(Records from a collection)
------------------------------------------------------------
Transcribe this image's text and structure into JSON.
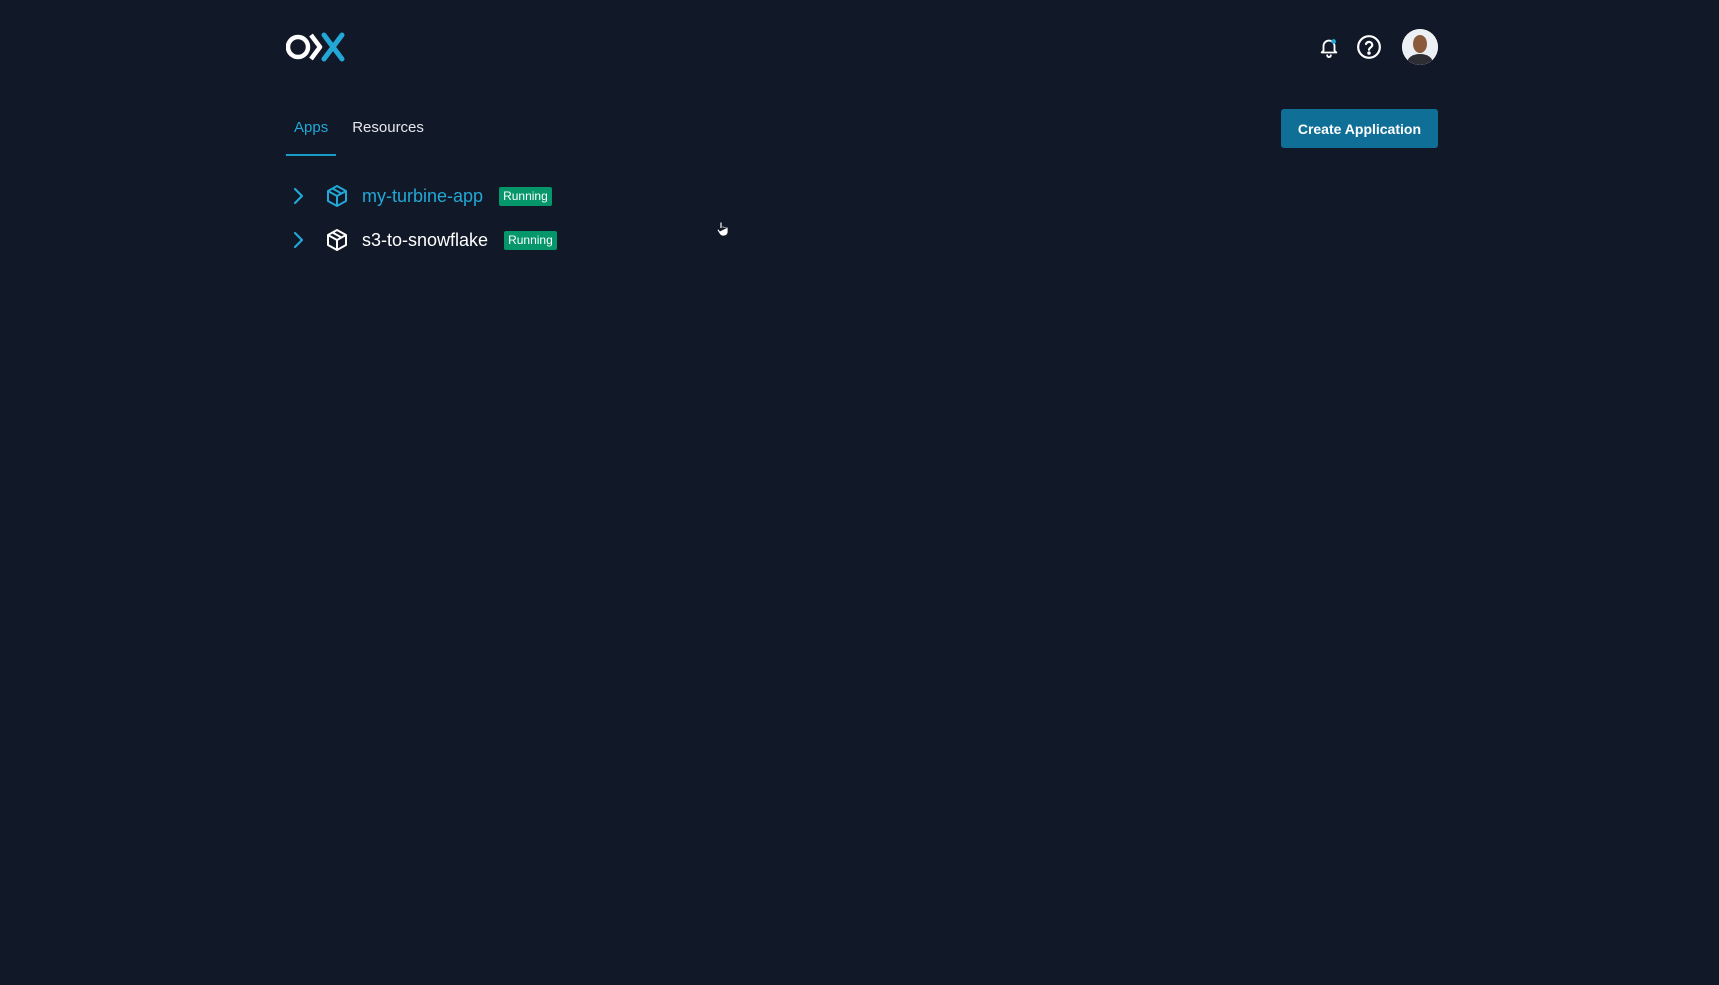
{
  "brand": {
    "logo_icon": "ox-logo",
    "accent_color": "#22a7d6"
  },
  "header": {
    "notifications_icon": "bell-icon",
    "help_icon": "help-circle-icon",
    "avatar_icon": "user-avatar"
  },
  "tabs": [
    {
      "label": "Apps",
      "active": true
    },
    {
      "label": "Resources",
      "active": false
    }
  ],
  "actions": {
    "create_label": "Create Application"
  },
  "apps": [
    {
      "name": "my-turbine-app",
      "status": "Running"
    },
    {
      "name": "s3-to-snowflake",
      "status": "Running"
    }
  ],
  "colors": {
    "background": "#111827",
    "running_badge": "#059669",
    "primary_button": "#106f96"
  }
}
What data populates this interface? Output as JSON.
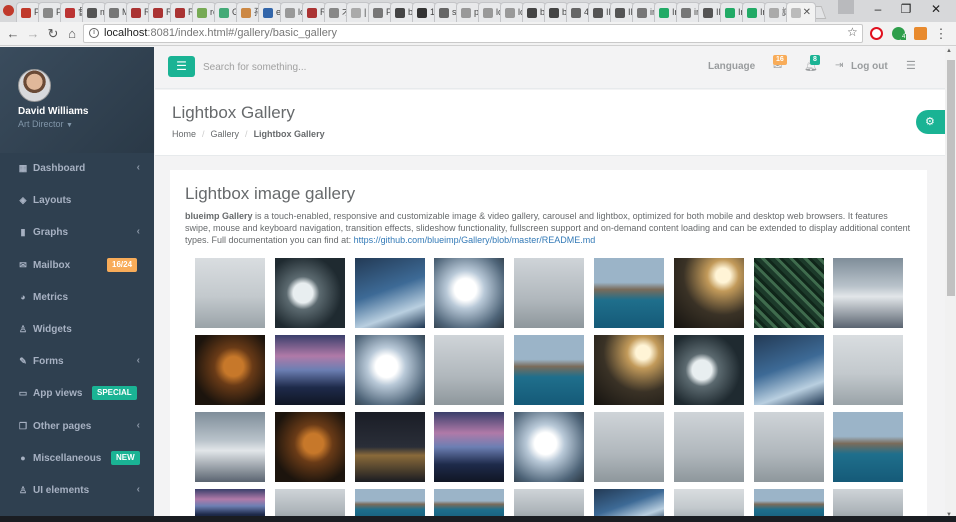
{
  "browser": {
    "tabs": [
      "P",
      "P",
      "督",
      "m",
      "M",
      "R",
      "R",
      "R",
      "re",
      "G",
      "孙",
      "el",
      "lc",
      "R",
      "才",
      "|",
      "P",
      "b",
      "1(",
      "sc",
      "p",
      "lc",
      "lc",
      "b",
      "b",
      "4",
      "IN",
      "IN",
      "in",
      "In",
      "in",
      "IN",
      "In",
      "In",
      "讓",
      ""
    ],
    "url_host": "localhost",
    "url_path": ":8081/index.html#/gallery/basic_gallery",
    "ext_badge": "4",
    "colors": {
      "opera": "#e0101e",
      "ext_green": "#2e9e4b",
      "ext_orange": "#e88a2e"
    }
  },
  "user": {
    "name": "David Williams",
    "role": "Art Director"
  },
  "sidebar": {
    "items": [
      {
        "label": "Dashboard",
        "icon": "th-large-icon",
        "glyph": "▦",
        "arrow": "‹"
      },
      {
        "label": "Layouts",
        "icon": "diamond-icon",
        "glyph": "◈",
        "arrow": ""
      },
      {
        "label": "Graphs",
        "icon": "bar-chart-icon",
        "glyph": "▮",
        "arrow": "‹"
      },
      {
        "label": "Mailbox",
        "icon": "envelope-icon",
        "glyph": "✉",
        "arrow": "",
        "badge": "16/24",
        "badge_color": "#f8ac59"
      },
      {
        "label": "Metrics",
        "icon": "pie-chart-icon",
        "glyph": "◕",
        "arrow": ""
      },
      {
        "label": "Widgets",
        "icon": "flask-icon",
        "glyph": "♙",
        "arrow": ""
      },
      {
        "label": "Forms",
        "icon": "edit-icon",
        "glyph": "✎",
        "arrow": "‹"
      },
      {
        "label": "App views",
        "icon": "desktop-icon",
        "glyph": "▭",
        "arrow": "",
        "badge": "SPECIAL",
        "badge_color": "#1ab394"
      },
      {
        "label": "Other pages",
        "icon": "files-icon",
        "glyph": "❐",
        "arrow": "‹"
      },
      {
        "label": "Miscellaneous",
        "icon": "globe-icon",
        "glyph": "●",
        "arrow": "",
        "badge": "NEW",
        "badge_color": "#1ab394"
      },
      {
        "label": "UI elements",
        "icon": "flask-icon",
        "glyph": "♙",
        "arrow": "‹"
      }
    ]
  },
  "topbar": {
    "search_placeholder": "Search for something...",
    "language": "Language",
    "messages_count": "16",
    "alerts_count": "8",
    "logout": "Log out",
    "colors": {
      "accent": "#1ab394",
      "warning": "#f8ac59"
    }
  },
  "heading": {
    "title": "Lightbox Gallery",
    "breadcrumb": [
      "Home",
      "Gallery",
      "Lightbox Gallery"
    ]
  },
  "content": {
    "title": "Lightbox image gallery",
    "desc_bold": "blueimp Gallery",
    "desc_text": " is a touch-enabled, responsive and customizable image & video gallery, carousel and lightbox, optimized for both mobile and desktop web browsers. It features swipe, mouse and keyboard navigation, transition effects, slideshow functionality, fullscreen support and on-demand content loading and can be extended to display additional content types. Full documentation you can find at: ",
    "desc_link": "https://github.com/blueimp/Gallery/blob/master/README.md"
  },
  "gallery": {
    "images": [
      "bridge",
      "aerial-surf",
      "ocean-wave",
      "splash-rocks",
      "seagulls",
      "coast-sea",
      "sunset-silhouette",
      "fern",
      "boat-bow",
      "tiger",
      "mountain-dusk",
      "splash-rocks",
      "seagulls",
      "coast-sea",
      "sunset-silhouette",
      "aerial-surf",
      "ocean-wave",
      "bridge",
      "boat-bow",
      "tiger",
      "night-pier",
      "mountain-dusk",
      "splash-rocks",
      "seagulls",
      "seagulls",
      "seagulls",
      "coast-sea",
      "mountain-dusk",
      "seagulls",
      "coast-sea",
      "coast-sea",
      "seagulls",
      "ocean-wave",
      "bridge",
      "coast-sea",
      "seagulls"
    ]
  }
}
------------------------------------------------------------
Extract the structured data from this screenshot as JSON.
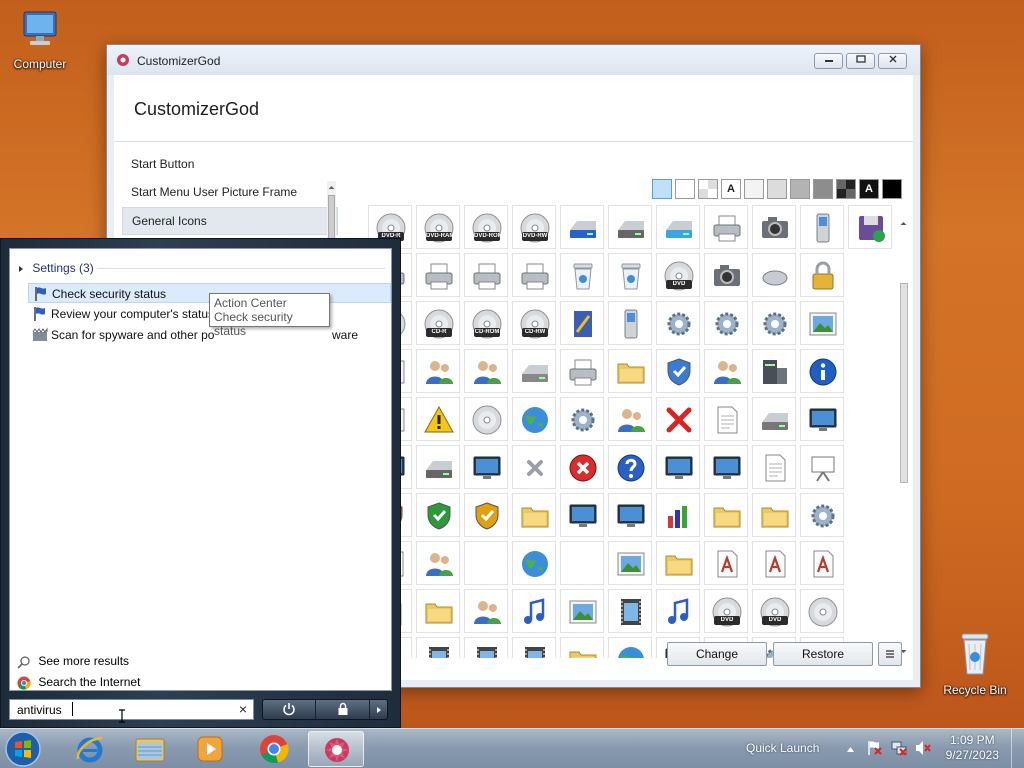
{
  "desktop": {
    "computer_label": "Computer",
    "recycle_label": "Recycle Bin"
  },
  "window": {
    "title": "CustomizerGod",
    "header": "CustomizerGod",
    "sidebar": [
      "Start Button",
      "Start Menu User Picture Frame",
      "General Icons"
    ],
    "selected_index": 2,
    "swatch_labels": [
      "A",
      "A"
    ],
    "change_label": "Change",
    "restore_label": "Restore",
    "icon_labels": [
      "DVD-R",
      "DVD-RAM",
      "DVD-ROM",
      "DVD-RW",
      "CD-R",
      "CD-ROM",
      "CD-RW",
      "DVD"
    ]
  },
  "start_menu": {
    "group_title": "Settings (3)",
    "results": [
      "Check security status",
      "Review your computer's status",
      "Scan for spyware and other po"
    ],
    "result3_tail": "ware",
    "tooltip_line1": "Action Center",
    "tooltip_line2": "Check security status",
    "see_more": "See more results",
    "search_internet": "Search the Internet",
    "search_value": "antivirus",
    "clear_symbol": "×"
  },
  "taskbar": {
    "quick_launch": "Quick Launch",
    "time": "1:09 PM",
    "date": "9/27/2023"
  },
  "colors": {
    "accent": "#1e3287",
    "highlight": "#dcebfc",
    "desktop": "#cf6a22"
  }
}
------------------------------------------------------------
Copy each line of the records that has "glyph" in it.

• [Answer to the problem]
        "glyph": "▦",
        "glyph": "◈",
        "glyph": "▮",
        "glyph": "✉",
        "glyph": "◕",
        "glyph": "♙",
        "glyph": "✎",
        "glyph": "▭",
        "glyph": "❐",
        "glyph": "●",
        "glyph": "♙",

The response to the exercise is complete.